** TASK DATA follows **

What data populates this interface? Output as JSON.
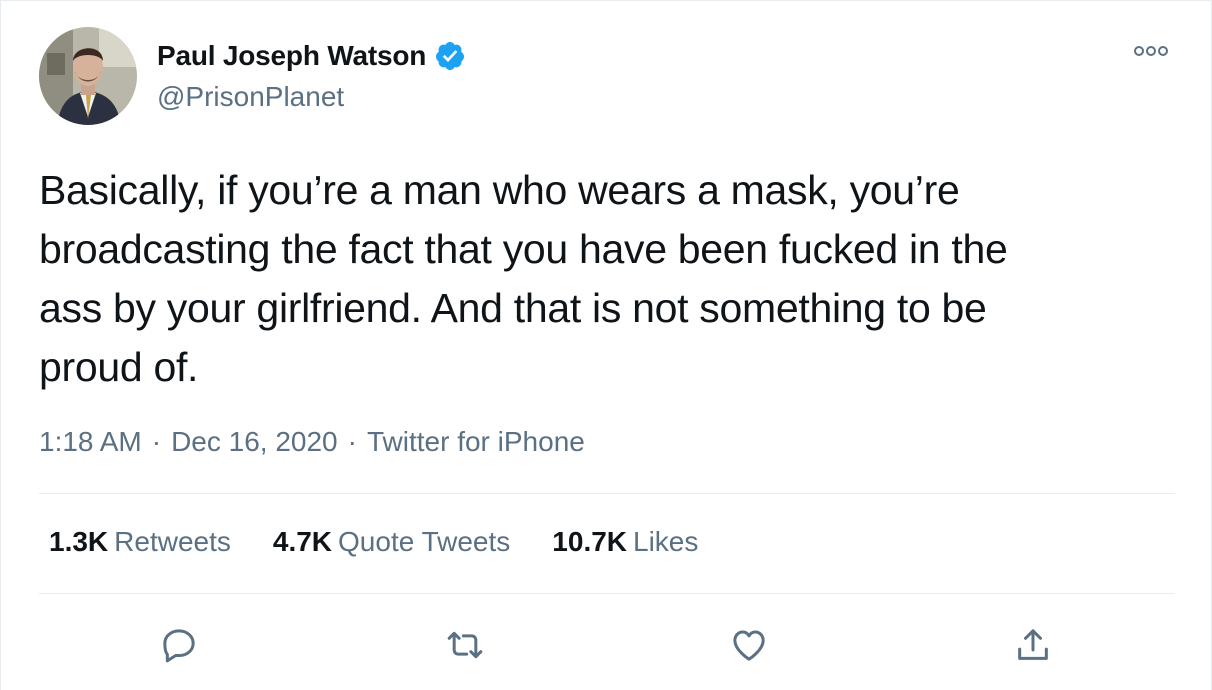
{
  "author": {
    "display_name": "Paul Joseph Watson",
    "handle": "@PrisonPlanet",
    "verified": true,
    "avatar_icon": "profile-photo"
  },
  "tweet": {
    "text": "Basically, if you’re a man who wears a mask, you’re\nbroadcasting the fact that you have been fucked in the\nass by your girlfriend. And that is not something to be\nproud of.",
    "time": "1:18 AM",
    "date": "Dec 16, 2020",
    "source": "Twitter for iPhone",
    "separator": "·"
  },
  "stats": {
    "retweets_count": "1.3K",
    "retweets_label": "Retweets",
    "quotes_count": "4.7K",
    "quotes_label": "Quote Tweets",
    "likes_count": "10.7K",
    "likes_label": "Likes"
  },
  "actions": [
    "reply-icon",
    "retweet-icon",
    "like-icon",
    "share-icon"
  ],
  "colors": {
    "text_primary": "#0f1419",
    "text_secondary": "#5b7083",
    "verified_blue": "#1da1f2",
    "divider": "#e6ecf0"
  }
}
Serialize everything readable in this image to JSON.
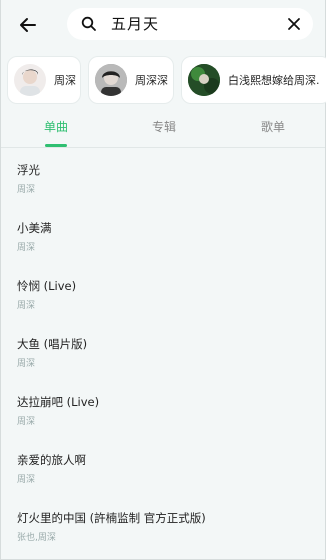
{
  "search": {
    "query": "五月天"
  },
  "artists": [
    {
      "name": "周深"
    },
    {
      "name": "周深深"
    },
    {
      "name": "白浅熙想嫁给周深."
    }
  ],
  "tabs": [
    {
      "label": "单曲"
    },
    {
      "label": "专辑"
    },
    {
      "label": "歌单"
    }
  ],
  "songs": [
    {
      "title": "浮光",
      "artist": "周深"
    },
    {
      "title": "小美满",
      "artist": "周深"
    },
    {
      "title": "怜悯 (Live)",
      "artist": "周深"
    },
    {
      "title": "大鱼 (唱片版)",
      "artist": "周深"
    },
    {
      "title": "达拉崩吧 (Live)",
      "artist": "周深"
    },
    {
      "title": "亲爱的旅人啊",
      "artist": "周深"
    },
    {
      "title": "灯火里的中国 (許楠监制 官方正式版)",
      "artist": "张也,周深"
    }
  ],
  "colors": {
    "accent": "#2fbf71",
    "background": "#f3f7f7"
  }
}
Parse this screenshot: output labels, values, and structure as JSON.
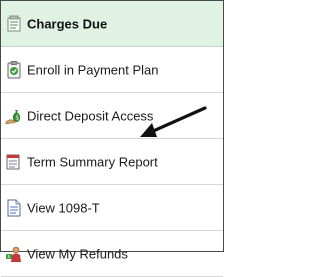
{
  "menu": {
    "items": [
      {
        "label": "Charges Due",
        "icon": "charges-due-icon",
        "active": true
      },
      {
        "label": "Enroll in Payment Plan",
        "icon": "payment-plan-clipboard-icon",
        "active": false
      },
      {
        "label": "Direct Deposit Access",
        "icon": "money-bag-hand-icon",
        "active": false
      },
      {
        "label": "Term Summary Report",
        "icon": "report-icon",
        "active": false
      },
      {
        "label": "View 1098-T",
        "icon": "tax-form-icon",
        "active": false
      },
      {
        "label": "View My Refunds",
        "icon": "refund-person-icon",
        "active": false
      }
    ]
  },
  "annotation": {
    "type": "arrow",
    "points_to": "Term Summary Report",
    "color": "#111111"
  },
  "colors": {
    "active_bg": "#dff2e4",
    "divider": "#d6d6d6",
    "text": "#1a1a1a"
  }
}
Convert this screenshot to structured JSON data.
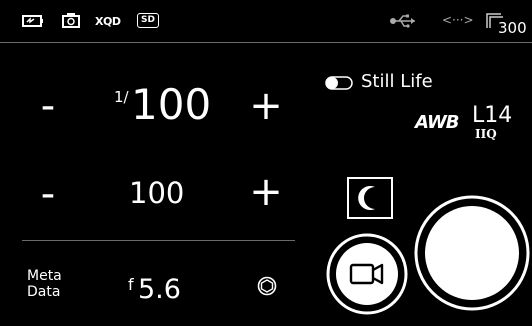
{
  "status_bar": {
    "icons": [
      "battery-icon",
      "camera-icon",
      "usb-icon",
      "link-icon",
      "frames-icon"
    ],
    "xqd_label": "XQD",
    "sd_label": "SD",
    "link_label": "<···>",
    "frames_count": "300"
  },
  "exposure": {
    "shutter_prefix": "1/",
    "shutter_value": "100",
    "iso_value": "100",
    "minus_label": "-",
    "plus_label": "+"
  },
  "bottom": {
    "meta_label_line1": "Meta",
    "meta_label_line2": "Data",
    "aperture_prefix": "f",
    "aperture_value": "5.6"
  },
  "right_panel": {
    "mode_label": "Still Life",
    "awb_label": "AWB",
    "profile_label": "L14",
    "profile_sub": "IIQ"
  },
  "colors": {
    "background": "#000000",
    "foreground": "#ffffff",
    "divider": "#6a6a6a"
  }
}
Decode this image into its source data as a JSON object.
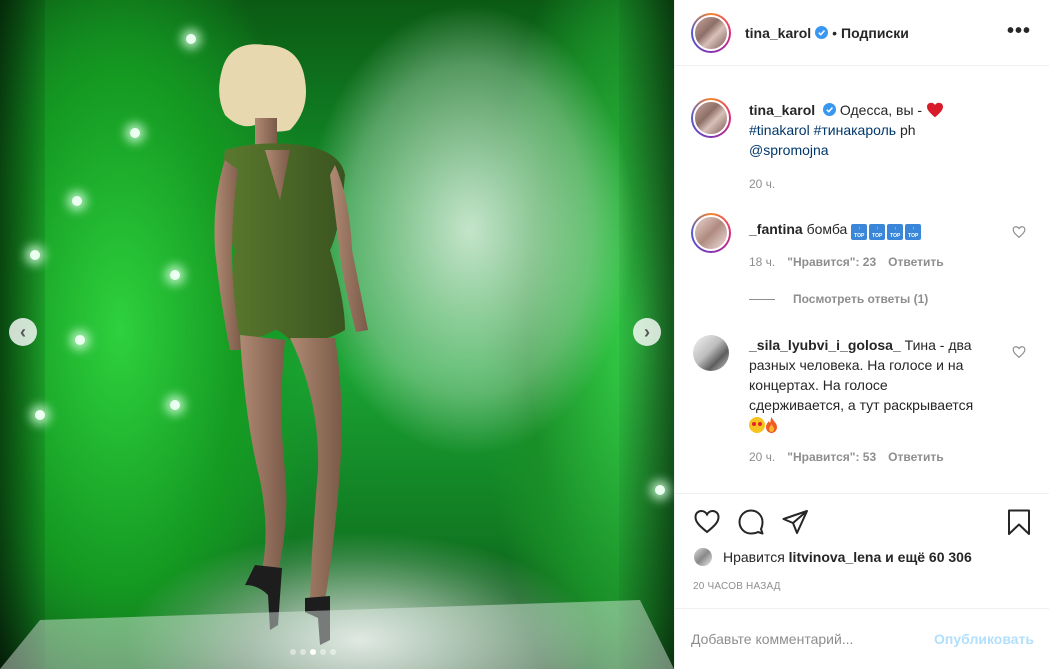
{
  "post": {
    "author": "tina_karol",
    "separator": "•",
    "follow_label": "Подписки",
    "more_icon": "more-horizontal-icon",
    "slides": {
      "count": 5,
      "active": 2
    }
  },
  "caption": {
    "username": "tina_karol",
    "text": "Одесса, вы - ",
    "hashtags": "#tinakarol #тинакароль",
    "suffix": " ph",
    "mention": "@spromojna",
    "time": "20 ч."
  },
  "comments": [
    {
      "username": "_fantina",
      "text": "бомба",
      "time": "18 ч.",
      "likes": "\"Нравится\": 23",
      "reply_label": "Ответить"
    },
    {
      "username": "_sila_lyubvi_i_golosa_",
      "text": "Тина - два разных человека. На голосе и на концертах. На голосе сдерживается, а тут раскрывается",
      "time": "20 ч.",
      "likes": "\"Нравится\": 53",
      "reply_label": "Ответить"
    }
  ],
  "view_replies": "Посмотреть ответы (1)",
  "likes": {
    "prefix": "Нравится",
    "user": "litvinova_lena",
    "rest": "и ещё 60 306"
  },
  "timestamp": "20 ЧАСОВ НАЗАД",
  "comment_box": {
    "placeholder": "Добавьте комментарий...",
    "publish_label": "Опубликовать"
  },
  "colors": {
    "link": "#00376b",
    "muted": "#8e8e8e",
    "publish_disabled": "#b2dffc",
    "verified": "#3897f0",
    "heart": "#ed4956"
  }
}
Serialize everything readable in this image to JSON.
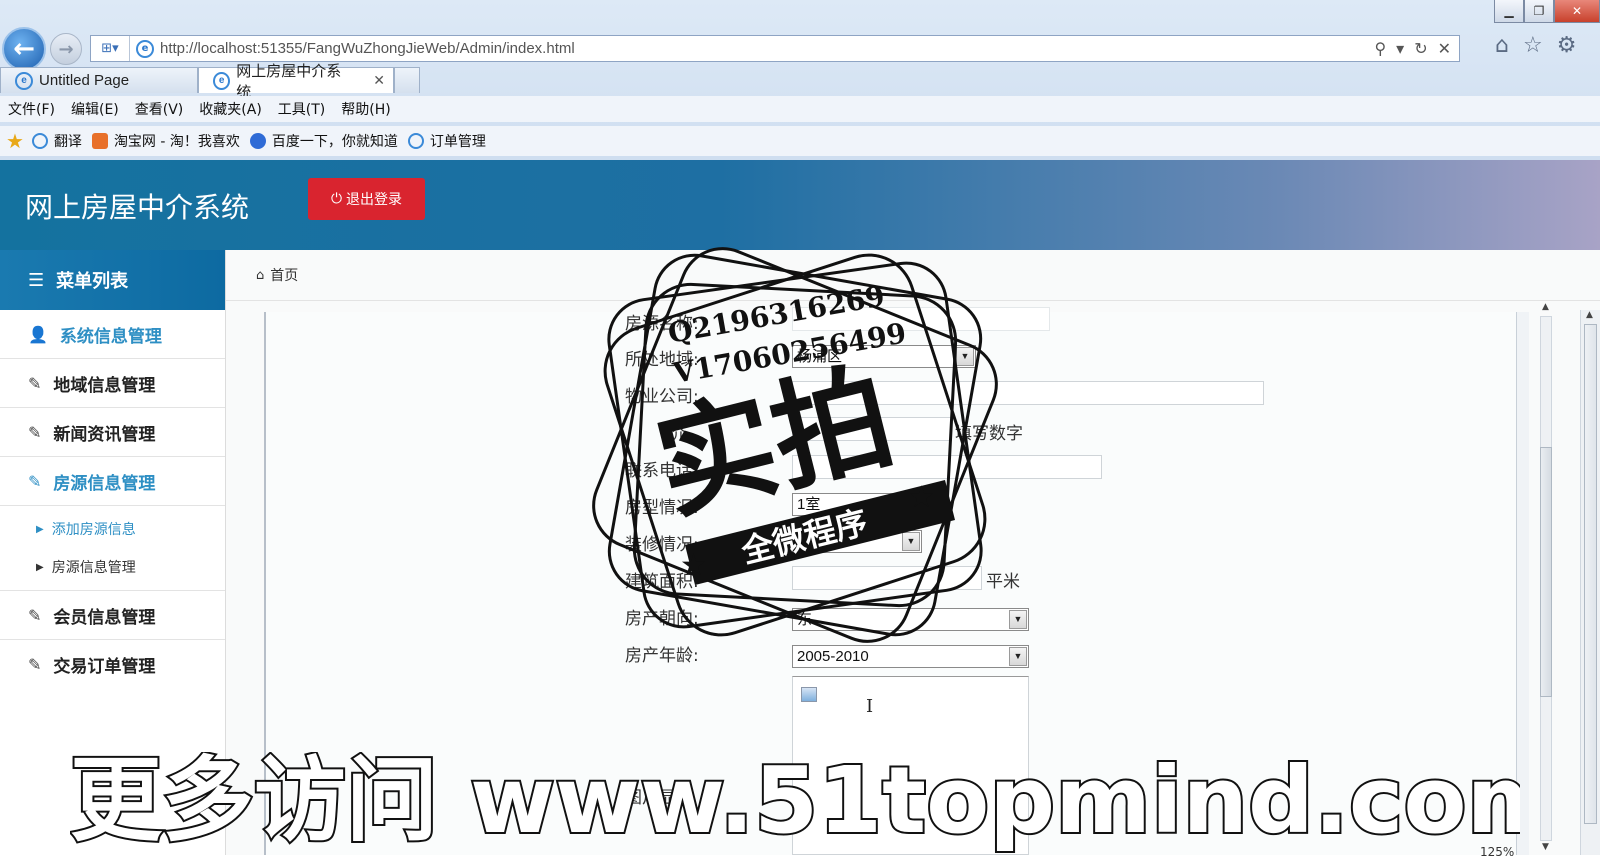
{
  "browser": {
    "url": "http://localhost:51355/FangWuZhongJieWeb/Admin/index.html",
    "tabs": [
      {
        "label": "Untitled Page"
      },
      {
        "label": "网上房屋中介系统"
      }
    ],
    "menu": [
      "文件(F)",
      "编辑(E)",
      "查看(V)",
      "收藏夹(A)",
      "工具(T)",
      "帮助(H)"
    ],
    "favorites": [
      "翻译",
      "淘宝网 - 淘！我喜欢",
      "百度一下，你就知道",
      "订单管理"
    ],
    "zoom": "125%"
  },
  "app": {
    "title": "网上房屋中介系统",
    "logout_label": "退出登录"
  },
  "sidebar": {
    "header": "菜单列表",
    "items": [
      {
        "label": "系统信息管理"
      },
      {
        "label": "地域信息管理"
      },
      {
        "label": "新闻资讯管理"
      },
      {
        "label": "房源信息管理"
      }
    ],
    "subitems": [
      {
        "label": "添加房源信息"
      },
      {
        "label": "房源信息管理"
      }
    ],
    "items_after": [
      {
        "label": "会员信息管理"
      },
      {
        "label": "交易订单管理"
      }
    ]
  },
  "breadcrumb": {
    "home": "首页"
  },
  "form": {
    "name_label": "房源名称:",
    "region_label": "所处地域:",
    "region_value": "杨浦区",
    "property_label": "物业公司:",
    "price_label": "价",
    "price_hint": "填写数字",
    "phone_label": "联系电话:",
    "layout_label": "房型情况:",
    "layout_value": "1室",
    "decor_label": "装修情况:",
    "area_label": "建筑面积:",
    "area_unit": "平米",
    "orient_label": "房产朝向:",
    "orient_value": "东",
    "age_label": "房产年龄:",
    "age_value": "2005-2010",
    "image_label": "图片显示"
  },
  "overlay": {
    "stamp_main": "实拍",
    "stamp_banner": "全微程序",
    "stamp_line1": "Q2196316269",
    "stamp_line2": "V17060256499",
    "watermark": "更多访问 www.51topmind.com"
  }
}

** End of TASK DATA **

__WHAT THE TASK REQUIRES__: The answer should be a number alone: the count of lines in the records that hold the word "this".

__ANSWER BOX__: 6